By SCOTT SONNER, Associated Press Writer
RENO, 19 January 2010 (AP) – Conservationists, labor leaders and others launched a petition drive Tuesday to raise taxes on Nevada’s mining industry, claiming it doesn’t pay its fair share as the state faces a budget crisis despite being the nation’s biggest gold producer.
Backers of the proposal say it if had been in place in 2008, the mining industry would have paid an estimated $284 million in taxes on $5.7 billion worth of mineral production to state and county governments — more than triple what they paid.
They said that money would go a long way toward addressing a looming budget shortfall that Republican Gov. Jim Gibbons says could approach $400 million over the next two years without additional cuts in state health and human services, schools and universities.
“We are not opposed to mining.
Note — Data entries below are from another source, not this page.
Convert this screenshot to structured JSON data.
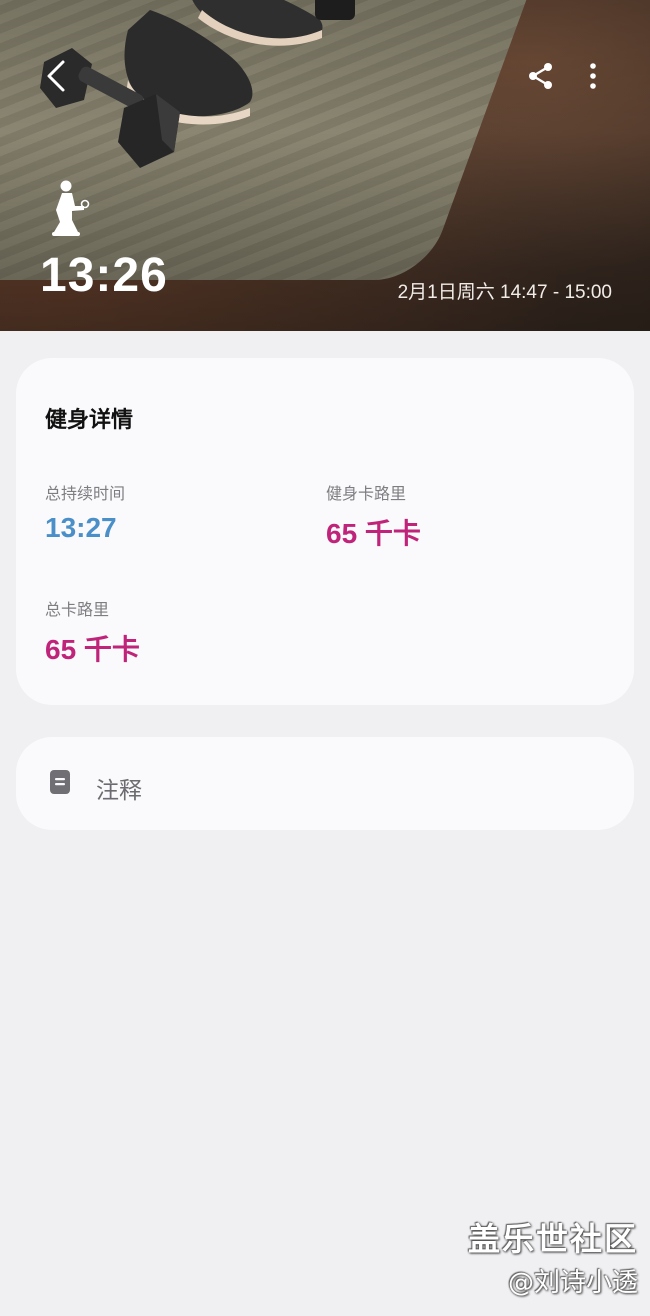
{
  "header": {
    "duration": "13:26",
    "time_range": "2月1日周六 14:47 - 15:00",
    "icons": {
      "back": "chevron-left-icon",
      "share": "share-icon",
      "more": "more-vertical-icon",
      "workout": "squat-exercise-icon"
    }
  },
  "details": {
    "title": "健身详情",
    "metrics": [
      {
        "label": "总持续时间",
        "value": "13:27",
        "color": "#4a8fc8"
      },
      {
        "label": "健身卡路里",
        "value": "65 千卡",
        "color": "#c0247a"
      },
      {
        "label": "总卡路里",
        "value": "65 千卡",
        "color": "#c0247a"
      }
    ]
  },
  "notes": {
    "label": "注释",
    "icon": "note-icon"
  },
  "watermark": {
    "line1": "盖乐世社区",
    "line2": "@刘诗小透"
  }
}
We just know they are making a heck of a lot of money right now,” said Jan Gilbert, a lobbyist and co-founder of the Nevada Progressive Leadership Alliance (PLAN) that also is made up of educators and social activists.
“They need to contribute and they haven’t for a long time,” she said.
The proposal needs more than 97,000 signatures to make the fall ballot. It would amend the state constitution to require mining companies to pay taxes on a minimum 5 percent of their gross proceeds. The current tax is limited to a maximum of 5 percent on net proceeds before most expenses are deducted.
Bob Fulkerson, PLAN’s executive director, said mines actually end up paying taxes on less than 1 percent of the value of the minerals mined in Nevada. In 2008, he said they paid $79 million — about $40 million each to the state and counties.
Nevada’s two-largest gold mines — Barrick Goldstrike Mine and Newmont’s Carlin Trend project — have reported zero taxable values during some years when they have produced gold worth $500 million or more, Fulkerson said.
“We are literally sitting on a gold mine here in Nevada. It is mostly foreign owned and it is clearly under-taxed,” he said Tuesday. “This great wealth is being exploited while so many other needs are ignored.”
Only South Africa, Australia and China produce more gold than Nevada.
Industry officials say that while gold prices are in a boom — above $1,000 an ounce since September — they could bust again. The price hit a low of $255 in April 2001.
Nevada Mining Association President Tim Crowley said the current tax structure is fair for an industry that provides the state 14,000 direct, high-paying jobs and another 51,000 indirect jobs. He said while Nevada’s unemployment rate is about 12 percent, it is closer to 6 percent in counties where mining is prevalent.
“I think study after study has shown industry-specific taxes aren’t wise,” he told the Elko Daily Free Press.
“The best thing is to broaden the tax base, not narrow it,” he said adding that his industry pays nearly $130 million annually in conventional taxes, such as property and sales taxes.
Gilbert said that while the mining industry has to pay sales and property taxes, “so does every other business in the state.”
“They take a nonrenewable resource out of our state forever and it is gone. And they pay in some years next to nothing. It is a fairness issue,” she said.
Voters would have to approve the initiative in 2012 in addition to 2010 in order for the change to take effect in 2013.
While the petition must be signed by 97,002 registered voters by mid-June, Fulkerson said they would try to obtain 125,000 to guard against any names that are found to be ineligible.